More severe punishments such as flogging, amputation of limbs and stoning for offences such as theft, adultery and sodomy will be introduced in phases over the next two years.
Human Rights Watch said the move was a “huge step backward for human rights” in Brunei.
“It constitutes an authoritarian move toward brutal medieval punishments that have no place in the modern, 21st century world,” said its deputy Asia director, Phil Robertson.
The US-based Human Rights Campaign, which promotes lesbian, gay, bisexual and transgender equality, condemned the changes as “draconian,” saying the death penalty for gay sex, the eighth nation in the world to have such a law, was “horrific and sickening.”
Bolkiah has said he didn’t expect the international community to accept the law but urged them to respect Brunei’s decision.
Brunei is a conservative country where alcohol is banned and Muslim courts already govern family affairs.
Muslims in next door Malaysia are subject to a limited form of Islamic law that doesn’t include amputation or capital punishment, as does Aceh province on the western tip of Indonesia.

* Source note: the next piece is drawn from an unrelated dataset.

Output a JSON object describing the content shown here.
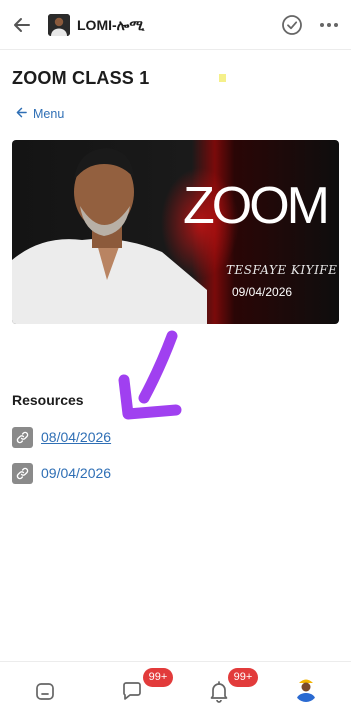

In general, the interpretation and practice of Islam in Southeast Asia is more liberal than in parts of the Middle East and South Asia.